5.0 cu. ft.: 15 document boxes
SHARE (Society to Help Avoid Redundant Effort) was formed in 1955 when users of International Business Machines (IBM) 701 computers in Los Angeles were anticipating the delivery of the IBM 704 computer. At this time, IBM relied on its computer customers to program the machines they purchased. The only software that came with the hardware were copies of the user's manual, a crude assembler, a loader (non-linking), and a few utility routines" (Armer, 122). Both the manufacturer and the customers needed a library of mathematical programs called subroutines for the computers to perform their intended tasks. To produce them individually was prohibitively expensive; the cost of developing a system to use a machine, "and a set of routines to go with that system, was usually in excess of a year's rental for the equipment" (Armer, 124). SHARE's organizers felt that this could be accomplished most efficiently through cooperation between IBM users.

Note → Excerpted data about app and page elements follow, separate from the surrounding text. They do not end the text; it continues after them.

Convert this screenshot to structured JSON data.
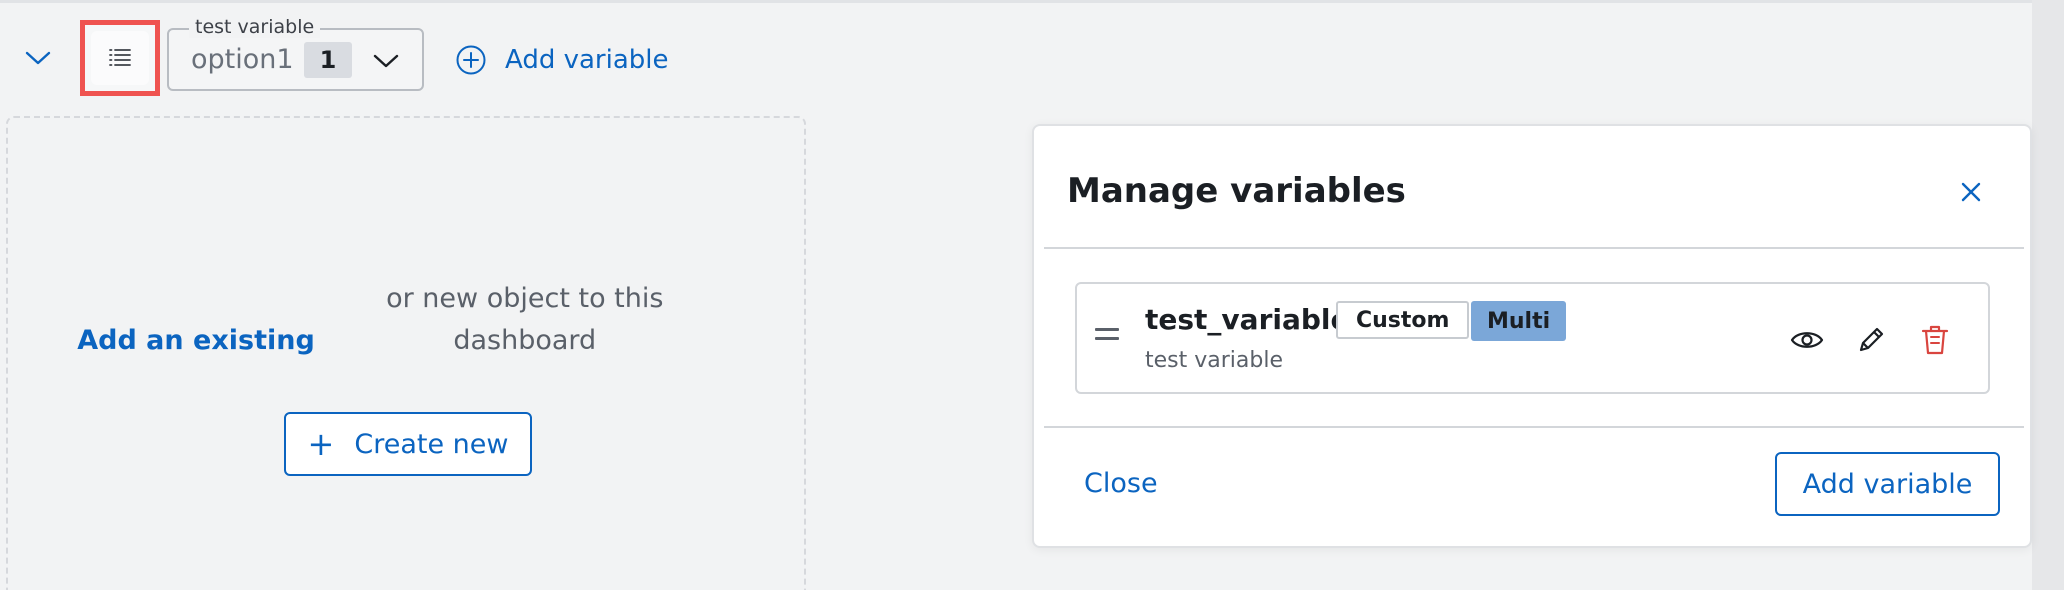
{
  "toolbar": {
    "collapse_icon": "chevron-down-icon",
    "manage_icon": "list-icon",
    "variable": {
      "label": "test variable",
      "value": "option1",
      "count": "1",
      "dropdown_icon": "chevron-down-icon"
    },
    "add_variable_label": "Add variable",
    "add_variable_icon": "plus-circle-icon"
  },
  "empty_state": {
    "link_text": "Add an existing",
    "text_rest": " or new object to this dashboard",
    "create_label": "Create new"
  },
  "modal": {
    "title": "Manage variables",
    "close_icon": "close-icon",
    "variables": [
      {
        "name": "test_variable",
        "type_badge": "Custom",
        "multi_badge": "Multi",
        "description": "test variable",
        "actions": [
          "eye-icon",
          "pencil-icon",
          "trash-icon"
        ]
      }
    ],
    "close_label": "Close",
    "add_label": "Add variable"
  },
  "colors": {
    "accent": "#0b64c0",
    "highlight_border": "#ef5350",
    "multi_badge_bg": "#7ba7d8",
    "danger": "#d9453f",
    "background": "#f2f3f4"
  }
}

Files of organizations in which Armer was active, including meeting minutes, correspondence and memoranda; published papers and rough drafts of articles on wide range of computer-related subjects as well as summaries of meetings and symposia, labelled by subject and chronologically arranged.
Paul Armer Collection, Archives Center, National Museum of American History